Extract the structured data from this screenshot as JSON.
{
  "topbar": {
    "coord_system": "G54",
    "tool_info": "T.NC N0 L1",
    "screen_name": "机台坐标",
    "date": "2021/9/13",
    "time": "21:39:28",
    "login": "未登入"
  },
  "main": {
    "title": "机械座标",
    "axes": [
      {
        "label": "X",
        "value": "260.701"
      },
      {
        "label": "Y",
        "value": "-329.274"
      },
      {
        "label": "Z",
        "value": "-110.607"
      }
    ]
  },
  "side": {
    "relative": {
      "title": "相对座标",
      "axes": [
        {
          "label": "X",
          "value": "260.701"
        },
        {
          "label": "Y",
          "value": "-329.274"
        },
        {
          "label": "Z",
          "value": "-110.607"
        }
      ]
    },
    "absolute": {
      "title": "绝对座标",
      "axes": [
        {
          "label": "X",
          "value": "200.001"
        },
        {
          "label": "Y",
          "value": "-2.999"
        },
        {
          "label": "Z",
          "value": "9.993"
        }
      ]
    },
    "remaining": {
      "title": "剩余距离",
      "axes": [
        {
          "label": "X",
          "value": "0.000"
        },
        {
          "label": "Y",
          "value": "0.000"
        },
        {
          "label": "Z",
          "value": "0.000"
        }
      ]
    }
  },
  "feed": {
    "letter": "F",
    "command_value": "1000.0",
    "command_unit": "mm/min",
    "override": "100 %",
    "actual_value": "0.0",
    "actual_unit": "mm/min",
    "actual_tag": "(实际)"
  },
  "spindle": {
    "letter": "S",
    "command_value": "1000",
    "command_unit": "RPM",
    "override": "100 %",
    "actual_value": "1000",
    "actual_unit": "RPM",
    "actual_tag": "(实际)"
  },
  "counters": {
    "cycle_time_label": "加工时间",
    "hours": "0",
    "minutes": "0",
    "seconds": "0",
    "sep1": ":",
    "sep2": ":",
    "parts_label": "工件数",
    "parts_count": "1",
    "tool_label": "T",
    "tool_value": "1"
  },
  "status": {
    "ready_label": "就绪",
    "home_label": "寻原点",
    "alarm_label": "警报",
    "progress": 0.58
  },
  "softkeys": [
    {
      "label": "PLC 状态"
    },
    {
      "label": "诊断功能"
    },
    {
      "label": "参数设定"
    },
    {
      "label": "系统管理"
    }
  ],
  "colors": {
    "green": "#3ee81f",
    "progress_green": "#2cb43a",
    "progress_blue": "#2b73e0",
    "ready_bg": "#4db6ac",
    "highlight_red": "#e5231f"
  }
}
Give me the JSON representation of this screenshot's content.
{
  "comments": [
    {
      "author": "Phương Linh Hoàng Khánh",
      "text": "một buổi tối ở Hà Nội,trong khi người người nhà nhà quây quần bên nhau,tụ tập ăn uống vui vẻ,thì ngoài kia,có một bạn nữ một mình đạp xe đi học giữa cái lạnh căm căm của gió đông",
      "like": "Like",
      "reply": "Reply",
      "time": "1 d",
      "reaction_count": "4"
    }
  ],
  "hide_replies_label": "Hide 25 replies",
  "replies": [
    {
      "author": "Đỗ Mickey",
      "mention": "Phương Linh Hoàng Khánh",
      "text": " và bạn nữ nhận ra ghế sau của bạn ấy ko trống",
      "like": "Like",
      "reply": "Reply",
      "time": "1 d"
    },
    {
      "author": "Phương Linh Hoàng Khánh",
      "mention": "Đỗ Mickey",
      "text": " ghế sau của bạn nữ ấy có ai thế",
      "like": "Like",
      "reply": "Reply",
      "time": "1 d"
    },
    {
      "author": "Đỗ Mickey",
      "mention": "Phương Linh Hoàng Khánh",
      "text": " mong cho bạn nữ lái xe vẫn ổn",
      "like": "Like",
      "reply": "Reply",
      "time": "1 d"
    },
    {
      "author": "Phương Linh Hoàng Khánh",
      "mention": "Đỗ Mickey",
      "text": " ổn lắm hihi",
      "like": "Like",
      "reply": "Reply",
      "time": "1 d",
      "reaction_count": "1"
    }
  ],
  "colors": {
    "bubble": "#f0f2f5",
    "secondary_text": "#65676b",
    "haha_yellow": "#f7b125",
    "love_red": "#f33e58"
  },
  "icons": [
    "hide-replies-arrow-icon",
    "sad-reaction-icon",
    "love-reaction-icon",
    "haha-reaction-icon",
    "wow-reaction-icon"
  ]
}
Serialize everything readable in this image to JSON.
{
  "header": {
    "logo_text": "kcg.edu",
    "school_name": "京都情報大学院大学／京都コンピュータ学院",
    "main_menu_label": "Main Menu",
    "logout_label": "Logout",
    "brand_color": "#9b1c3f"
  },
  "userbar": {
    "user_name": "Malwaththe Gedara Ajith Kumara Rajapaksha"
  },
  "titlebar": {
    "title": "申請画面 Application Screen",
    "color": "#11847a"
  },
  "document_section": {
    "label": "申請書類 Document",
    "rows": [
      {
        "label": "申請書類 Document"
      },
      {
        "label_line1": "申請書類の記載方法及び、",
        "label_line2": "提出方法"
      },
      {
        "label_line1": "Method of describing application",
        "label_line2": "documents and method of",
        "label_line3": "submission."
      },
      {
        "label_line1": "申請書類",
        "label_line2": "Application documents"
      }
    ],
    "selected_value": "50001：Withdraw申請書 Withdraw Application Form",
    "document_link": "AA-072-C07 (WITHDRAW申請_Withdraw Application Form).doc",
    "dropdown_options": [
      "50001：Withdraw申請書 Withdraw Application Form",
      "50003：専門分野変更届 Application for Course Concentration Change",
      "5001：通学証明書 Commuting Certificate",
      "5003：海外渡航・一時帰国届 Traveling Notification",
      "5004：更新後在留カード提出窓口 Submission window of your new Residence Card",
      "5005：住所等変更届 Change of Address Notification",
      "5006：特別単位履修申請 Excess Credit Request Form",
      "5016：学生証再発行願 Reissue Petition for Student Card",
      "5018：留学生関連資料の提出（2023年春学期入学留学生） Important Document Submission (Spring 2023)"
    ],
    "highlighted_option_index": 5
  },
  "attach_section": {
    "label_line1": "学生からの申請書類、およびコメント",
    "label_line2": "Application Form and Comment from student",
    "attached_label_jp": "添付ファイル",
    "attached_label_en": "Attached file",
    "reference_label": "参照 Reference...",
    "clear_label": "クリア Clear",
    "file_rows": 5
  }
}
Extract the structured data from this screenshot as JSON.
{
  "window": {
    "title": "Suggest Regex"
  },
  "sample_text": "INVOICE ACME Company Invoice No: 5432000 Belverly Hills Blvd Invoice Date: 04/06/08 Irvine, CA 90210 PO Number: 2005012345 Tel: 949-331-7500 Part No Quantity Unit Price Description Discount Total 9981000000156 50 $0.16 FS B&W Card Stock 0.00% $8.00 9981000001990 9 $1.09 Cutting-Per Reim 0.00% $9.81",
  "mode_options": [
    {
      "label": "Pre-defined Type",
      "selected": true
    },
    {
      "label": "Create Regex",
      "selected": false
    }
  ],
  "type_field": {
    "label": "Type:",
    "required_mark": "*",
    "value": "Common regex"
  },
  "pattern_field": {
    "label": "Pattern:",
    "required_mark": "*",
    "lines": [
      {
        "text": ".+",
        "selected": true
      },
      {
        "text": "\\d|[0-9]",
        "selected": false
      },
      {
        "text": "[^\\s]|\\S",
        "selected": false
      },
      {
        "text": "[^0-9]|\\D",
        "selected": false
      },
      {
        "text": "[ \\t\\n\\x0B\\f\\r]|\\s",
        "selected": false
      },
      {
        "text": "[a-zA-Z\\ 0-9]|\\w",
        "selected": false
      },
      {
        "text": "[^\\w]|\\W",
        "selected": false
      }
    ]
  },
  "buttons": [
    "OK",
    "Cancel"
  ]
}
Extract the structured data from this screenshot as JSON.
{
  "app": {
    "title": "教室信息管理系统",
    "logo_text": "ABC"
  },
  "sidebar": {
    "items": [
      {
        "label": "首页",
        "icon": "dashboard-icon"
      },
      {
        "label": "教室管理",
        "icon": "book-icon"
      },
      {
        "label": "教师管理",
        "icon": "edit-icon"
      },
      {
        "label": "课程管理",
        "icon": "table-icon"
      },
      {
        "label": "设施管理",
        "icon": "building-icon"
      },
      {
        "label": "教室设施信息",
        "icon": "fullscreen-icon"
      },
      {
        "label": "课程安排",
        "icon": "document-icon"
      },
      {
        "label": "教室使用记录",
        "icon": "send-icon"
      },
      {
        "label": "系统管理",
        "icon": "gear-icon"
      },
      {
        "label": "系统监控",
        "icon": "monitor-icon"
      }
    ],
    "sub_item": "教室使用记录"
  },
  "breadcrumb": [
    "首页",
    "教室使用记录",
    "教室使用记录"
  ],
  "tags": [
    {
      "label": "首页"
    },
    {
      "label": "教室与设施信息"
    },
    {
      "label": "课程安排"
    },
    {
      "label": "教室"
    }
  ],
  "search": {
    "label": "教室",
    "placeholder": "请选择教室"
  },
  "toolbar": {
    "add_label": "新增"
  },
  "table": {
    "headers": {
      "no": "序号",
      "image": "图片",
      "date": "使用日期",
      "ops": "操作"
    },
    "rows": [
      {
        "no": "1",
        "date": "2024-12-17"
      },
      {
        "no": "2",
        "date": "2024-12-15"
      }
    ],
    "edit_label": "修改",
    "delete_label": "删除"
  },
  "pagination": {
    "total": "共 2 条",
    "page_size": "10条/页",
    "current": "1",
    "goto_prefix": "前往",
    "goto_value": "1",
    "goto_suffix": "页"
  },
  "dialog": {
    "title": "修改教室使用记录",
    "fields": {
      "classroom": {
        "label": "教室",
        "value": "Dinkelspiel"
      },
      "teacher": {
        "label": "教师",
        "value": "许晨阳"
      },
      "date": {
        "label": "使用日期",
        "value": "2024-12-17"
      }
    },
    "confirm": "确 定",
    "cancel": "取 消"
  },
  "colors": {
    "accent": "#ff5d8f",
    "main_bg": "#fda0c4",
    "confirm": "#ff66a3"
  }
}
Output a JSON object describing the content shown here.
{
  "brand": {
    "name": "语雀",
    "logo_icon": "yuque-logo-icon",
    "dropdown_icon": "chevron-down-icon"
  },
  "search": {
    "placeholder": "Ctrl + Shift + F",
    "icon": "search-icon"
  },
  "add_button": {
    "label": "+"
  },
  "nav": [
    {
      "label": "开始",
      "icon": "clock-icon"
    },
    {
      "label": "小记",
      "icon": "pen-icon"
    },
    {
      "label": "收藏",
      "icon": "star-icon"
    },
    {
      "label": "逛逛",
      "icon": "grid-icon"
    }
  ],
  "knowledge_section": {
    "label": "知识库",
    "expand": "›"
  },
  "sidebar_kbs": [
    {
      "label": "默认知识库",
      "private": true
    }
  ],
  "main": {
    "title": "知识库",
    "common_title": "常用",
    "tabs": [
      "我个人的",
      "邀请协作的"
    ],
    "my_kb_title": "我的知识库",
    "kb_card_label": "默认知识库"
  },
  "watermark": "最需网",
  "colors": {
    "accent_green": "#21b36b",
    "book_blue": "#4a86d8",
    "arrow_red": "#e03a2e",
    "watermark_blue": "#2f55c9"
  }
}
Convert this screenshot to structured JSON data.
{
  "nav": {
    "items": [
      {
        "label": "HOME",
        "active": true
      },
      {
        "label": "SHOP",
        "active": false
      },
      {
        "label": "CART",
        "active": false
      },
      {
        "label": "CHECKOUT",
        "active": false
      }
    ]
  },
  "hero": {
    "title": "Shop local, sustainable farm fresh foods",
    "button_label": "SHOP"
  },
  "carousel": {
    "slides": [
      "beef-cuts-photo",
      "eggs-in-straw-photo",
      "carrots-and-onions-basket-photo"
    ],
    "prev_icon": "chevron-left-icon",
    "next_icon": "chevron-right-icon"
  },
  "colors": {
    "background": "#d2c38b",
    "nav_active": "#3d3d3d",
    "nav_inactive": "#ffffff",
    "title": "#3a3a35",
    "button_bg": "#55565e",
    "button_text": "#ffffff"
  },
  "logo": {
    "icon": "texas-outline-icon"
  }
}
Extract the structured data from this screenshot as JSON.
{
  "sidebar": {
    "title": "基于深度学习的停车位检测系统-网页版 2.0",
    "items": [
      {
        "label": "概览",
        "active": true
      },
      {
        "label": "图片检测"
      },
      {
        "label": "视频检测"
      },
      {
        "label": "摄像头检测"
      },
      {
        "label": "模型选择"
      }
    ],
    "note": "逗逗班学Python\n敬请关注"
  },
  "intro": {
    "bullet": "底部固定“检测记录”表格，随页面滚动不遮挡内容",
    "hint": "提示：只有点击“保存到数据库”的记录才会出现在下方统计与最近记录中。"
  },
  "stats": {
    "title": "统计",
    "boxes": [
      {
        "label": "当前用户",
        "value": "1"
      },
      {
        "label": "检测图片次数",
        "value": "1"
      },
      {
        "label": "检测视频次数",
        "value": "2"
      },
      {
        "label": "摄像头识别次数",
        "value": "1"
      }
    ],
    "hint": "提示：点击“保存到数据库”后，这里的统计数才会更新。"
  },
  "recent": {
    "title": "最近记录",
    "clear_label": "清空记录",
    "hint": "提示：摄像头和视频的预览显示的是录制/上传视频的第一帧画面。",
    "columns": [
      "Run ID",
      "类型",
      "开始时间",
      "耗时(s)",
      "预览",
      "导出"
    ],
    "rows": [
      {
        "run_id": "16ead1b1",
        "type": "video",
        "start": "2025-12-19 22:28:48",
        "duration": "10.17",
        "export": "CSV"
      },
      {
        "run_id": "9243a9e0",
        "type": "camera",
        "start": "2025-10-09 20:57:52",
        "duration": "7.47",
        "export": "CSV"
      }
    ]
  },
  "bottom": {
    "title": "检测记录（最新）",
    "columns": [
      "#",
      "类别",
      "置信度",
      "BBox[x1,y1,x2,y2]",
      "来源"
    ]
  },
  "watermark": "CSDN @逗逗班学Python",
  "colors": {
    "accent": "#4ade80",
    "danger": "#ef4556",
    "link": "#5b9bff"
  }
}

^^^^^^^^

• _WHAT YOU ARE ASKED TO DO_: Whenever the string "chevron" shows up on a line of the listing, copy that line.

• _EXERCISE RESULT_:
    "dropdown_icon": "chevron-down-icon"
    "prev_icon": "chevron-left-icon",
    "next_icon": "chevron-right-icon"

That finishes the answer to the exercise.